_About this task_. Say how many lines of these entries include the word "Principe", and answer with the number alone.
■ ■ ■ ■ ■
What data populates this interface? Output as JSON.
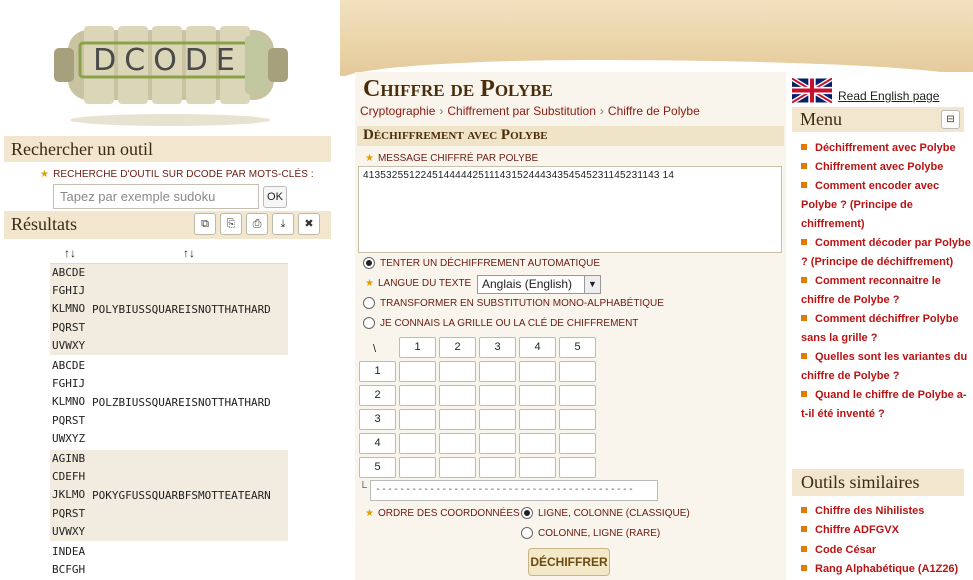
{
  "left": {
    "logo_text": "DCODE",
    "search": {
      "title": "Rechercher un outil",
      "kw_label": "Recherche d'outil sur dCode par mots-clés :",
      "placeholder": "Tapez par exemple sudoku",
      "ok_label": "OK"
    },
    "results": {
      "title": "Résultats",
      "col1": "↑↓",
      "col2": "↑↓",
      "rows": [
        {
          "grid": [
            "ABCDE",
            "FGHIJ",
            "KLMNO",
            "PQRST",
            "UVWXY"
          ],
          "text": "POLYBIUSSQUAREISNOTTHATHARD"
        },
        {
          "grid": [
            "ABCDE",
            "FGHIJ",
            "KLMNO",
            "PQRST",
            "UWXYZ"
          ],
          "text": "POLZBIUSSQUAREISNOTTHATHARD"
        },
        {
          "grid": [
            "AGINB",
            "CDEFH",
            "JKLMO",
            "PQRST",
            "UVWXY"
          ],
          "text": "POKYGFUSSQUARBFSMOTTEATEARN"
        },
        {
          "grid": [
            "INDEA",
            "BCFGH"
          ],
          "text": ""
        }
      ]
    }
  },
  "main": {
    "title": "Chiffre de Polybe",
    "breadcrumb": [
      "Cryptographie",
      "Chiffrement par Substitution",
      "Chiffre de Polybe"
    ],
    "section": "Déchiffrement avec Polybe",
    "msg_label": "Message chiffré par Polybe",
    "msg_value": "4135325512245144444251114315244434354545231145231143 14",
    "opt_auto": "Tenter un déchiffrement automatique",
    "lang_label": "Langue du texte",
    "lang_value": "Anglais (English)",
    "opt_mono": "Transformer en substitution mono-alphabétique",
    "opt_grid": "Je connais la grille ou la clé de chiffrement",
    "grid_corner": "\\",
    "grid_cols": [
      "1",
      "2",
      "3",
      "4",
      "5"
    ],
    "grid_rows": [
      "1",
      "2",
      "3",
      "4",
      "5"
    ],
    "coord_corner": "└",
    "coord_value": "-------------------------------------------",
    "order_label": "Ordre des coordonnées",
    "opt_line": "Ligne, Colonne (classique)",
    "opt_col": "Colonne, Ligne (rare)",
    "decode_label": "DÉCHIFFRER"
  },
  "right": {
    "english_link": "Read English page",
    "menu_title": "Menu",
    "menu_toggle": "⊟",
    "menu_items": [
      "Déchiffrement avec Polybe",
      "Chiffrement avec Polybe",
      "Comment encoder avec Polybe ? (Principe de chiffrement)",
      "Comment décoder par Polybe ? (Principe de déchiffrement)",
      "Comment reconnaitre le chiffre de Polybe ?",
      "Comment déchiffrer Polybe sans la grille ?",
      "Quelles sont les variantes du chiffre de Polybe ?",
      "Quand le chiffre de Polybe a-t-il été inventé ?"
    ],
    "similar_title": "Outils similaires",
    "similar_items": [
      "Chiffre des Nihilistes",
      "Chiffre ADFGVX",
      "Code César",
      "Rang Alphabétique (A1Z26)"
    ]
  },
  "colors": {
    "accent_red": "#b81414",
    "label_red": "#6b1a10",
    "parchment": "#f2e6cf",
    "bullet": "#e07a00"
  }
}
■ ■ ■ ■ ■
_Output_. 2